  • Disease

    COVID-19
  • Start & end year

    2020
    2021
  • Known Financial Commitments (USD)

    $75,000
  • Funder

    National Institutes of Health (NIH)
  • Principle Investigator

    Pending
  • Research Location

    United States of America, Americas
  • Lead Research Institution

    MEDSTAR HEALTH RESEARCH INSTITUTE
  • Research Category

    Epidemiological studies

  • Research Subcategory

    Disease susceptibility

  • Special Interest Tags

    Gender

  • Study Subject

    Clinical

  • Clinical Trial Details

    Not applicable

  • Broad Policy Alignment

    Pending

  • Age Group

    Unspecified

  • Vulnerable Population

    Unspecified

  • Occupations of Interest

    Unspecified

Abstract

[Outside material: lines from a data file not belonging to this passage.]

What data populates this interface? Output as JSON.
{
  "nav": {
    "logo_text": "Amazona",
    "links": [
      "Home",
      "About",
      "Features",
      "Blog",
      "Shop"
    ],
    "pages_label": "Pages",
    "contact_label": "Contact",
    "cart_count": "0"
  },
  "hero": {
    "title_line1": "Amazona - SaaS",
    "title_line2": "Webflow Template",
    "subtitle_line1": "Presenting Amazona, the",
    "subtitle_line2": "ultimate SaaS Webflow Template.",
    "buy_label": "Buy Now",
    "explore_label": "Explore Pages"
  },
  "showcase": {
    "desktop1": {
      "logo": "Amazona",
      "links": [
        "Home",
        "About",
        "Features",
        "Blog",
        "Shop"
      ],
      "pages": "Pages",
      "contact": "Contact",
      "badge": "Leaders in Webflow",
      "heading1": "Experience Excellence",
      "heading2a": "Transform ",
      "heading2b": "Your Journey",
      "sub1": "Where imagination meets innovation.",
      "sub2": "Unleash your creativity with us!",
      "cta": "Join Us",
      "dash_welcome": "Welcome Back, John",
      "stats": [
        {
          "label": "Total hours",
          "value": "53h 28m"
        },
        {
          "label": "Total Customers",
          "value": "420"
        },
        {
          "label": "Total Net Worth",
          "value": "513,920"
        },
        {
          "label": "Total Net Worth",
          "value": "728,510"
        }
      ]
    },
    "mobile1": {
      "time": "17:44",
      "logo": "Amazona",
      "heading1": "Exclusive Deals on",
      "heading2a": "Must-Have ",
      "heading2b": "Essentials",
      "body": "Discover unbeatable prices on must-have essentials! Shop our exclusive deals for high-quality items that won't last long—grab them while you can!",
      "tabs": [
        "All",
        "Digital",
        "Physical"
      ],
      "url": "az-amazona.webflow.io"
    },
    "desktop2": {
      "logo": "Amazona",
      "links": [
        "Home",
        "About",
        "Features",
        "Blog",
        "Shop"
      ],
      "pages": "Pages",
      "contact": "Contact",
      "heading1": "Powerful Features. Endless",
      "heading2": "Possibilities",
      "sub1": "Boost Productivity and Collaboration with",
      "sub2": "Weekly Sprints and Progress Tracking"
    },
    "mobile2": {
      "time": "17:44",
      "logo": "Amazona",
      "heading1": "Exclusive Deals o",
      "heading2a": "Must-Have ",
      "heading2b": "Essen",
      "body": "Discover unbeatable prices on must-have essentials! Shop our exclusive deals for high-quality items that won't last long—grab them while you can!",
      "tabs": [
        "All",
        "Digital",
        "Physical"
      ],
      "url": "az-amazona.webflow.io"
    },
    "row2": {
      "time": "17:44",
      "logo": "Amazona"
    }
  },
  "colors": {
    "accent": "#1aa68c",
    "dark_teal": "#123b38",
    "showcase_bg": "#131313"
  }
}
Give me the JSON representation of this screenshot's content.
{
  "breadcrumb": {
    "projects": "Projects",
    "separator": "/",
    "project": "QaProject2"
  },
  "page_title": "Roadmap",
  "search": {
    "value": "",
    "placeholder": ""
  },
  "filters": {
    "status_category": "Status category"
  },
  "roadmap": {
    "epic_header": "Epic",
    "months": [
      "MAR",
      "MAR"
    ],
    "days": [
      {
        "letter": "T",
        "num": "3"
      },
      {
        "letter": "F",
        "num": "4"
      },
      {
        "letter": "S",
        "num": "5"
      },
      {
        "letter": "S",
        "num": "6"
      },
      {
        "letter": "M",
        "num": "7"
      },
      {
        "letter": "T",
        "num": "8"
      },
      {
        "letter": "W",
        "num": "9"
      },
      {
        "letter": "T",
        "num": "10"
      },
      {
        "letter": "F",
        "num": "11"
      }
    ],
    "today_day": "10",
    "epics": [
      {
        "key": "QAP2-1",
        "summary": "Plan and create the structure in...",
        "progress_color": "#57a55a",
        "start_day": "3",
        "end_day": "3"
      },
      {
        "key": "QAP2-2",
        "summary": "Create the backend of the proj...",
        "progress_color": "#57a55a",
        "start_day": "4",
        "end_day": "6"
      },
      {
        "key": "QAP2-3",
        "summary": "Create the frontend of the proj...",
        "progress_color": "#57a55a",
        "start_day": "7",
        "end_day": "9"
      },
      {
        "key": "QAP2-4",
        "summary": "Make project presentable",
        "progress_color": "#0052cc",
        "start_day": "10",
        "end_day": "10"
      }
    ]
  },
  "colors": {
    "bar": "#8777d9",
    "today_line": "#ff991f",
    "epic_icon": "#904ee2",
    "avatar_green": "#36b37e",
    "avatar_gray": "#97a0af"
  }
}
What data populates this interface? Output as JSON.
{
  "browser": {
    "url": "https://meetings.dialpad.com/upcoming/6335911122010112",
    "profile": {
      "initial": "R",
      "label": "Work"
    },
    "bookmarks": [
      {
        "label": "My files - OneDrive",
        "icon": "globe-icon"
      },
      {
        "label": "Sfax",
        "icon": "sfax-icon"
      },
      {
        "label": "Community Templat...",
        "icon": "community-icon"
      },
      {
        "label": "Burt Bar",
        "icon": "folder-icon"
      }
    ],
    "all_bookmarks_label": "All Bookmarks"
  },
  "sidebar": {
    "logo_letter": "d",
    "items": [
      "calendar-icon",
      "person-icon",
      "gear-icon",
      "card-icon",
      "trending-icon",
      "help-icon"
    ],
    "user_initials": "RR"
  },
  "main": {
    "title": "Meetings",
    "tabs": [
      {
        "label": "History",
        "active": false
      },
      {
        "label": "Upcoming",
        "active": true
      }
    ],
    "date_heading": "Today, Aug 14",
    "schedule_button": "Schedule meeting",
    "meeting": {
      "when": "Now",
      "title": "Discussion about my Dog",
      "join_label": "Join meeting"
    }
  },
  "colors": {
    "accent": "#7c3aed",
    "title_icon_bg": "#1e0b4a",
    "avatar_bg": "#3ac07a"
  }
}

PROJECT SUMMARYThe variability and the complexity of the data needed for clinical care requires clinicians to accurately andefficiently recognize COVID-19 amongst individuals, ranging from asymptomatic infection to multiorgan andsystemic manifestations. COVID-19, like sepsis, involves different disease etiologies that span a wide range ofsyndromes (e.g., initial, inflammatory, hyperinflammatory response). Because patients can present with mild,moderate, or severe symptoms, clinicians must both identify the disease stage and optimal treatment. Thefactors that trigger severe illness in COVID-19 patients are not completely understood. Like other complex,challenging diagnoses, clinicians in the trenches struggle to diagnose and treat patients using data available inthe electronic health record (EHR). In our current NIH NLM R01 "Signaling Sepsis: Developing a Framework toOptimize Alert Design", we created sepsis specific enhanced visual display models that outranked preferenceand performance when compared with the usual care of fragmented, non-directed information gathering. For thissupplement, we propose the design and development of COVID-19 diagnosis and clinical managementenhanced visual display models to support clinicians' recognition of critical phases in COVID-19diagnosis and treatment decisions. In order to create the models, we will identify relevant diagnostic andtreatment data elements that will include clinical characteristics, laboratory results, and radiology results (e.g.,chest CT). Our project will survey emerging models of COVID-19 and its stages, and ensure our models arecongruent with best practices that emerge as our knowledge as a medical community evolves. The modelsprovide an EHR based method to mine clinical data to identify the presence of COVID-19 which supports thevariety of ways in which COVID-19 presents, availability of data elements, accuracy of diagnostic tests, and thehighly infective nature of the disease. Specific Aim 1: To identify emerging patient-specific clinical features ofCOVID-19 and testing analytics to present critical information for COVID-19 diagnosis and clinical management.Elements include the characteristics listed above (e.g., symptoms, co-morbidities) plus COVID-19 specific testresults, including data specific to the tests' positive and negative predictive values. Specific Aim 2: To developan EHR embedded CDS tool using our COVID-19 enhanced visual display models using synthesized informationobtained through the NLM parent grant and Specific Aim 1. Evaluate the technical feasibility and usability of thenovel COVID-19 CDS tool. Why It Matters: During a pandemic, there's no room for ambiguity as clinicians arerequired to comb through the EHR. The ability to better visualize and interpret EHR data supports optimaldiagnosis and clinical management. Our enhanced visual display models will support clinicians as they evaluatedemographic factors, underlying conditions, and comorbidities that identify patients at higher risk of morbidityand mortality and will therefore drive better clinical management.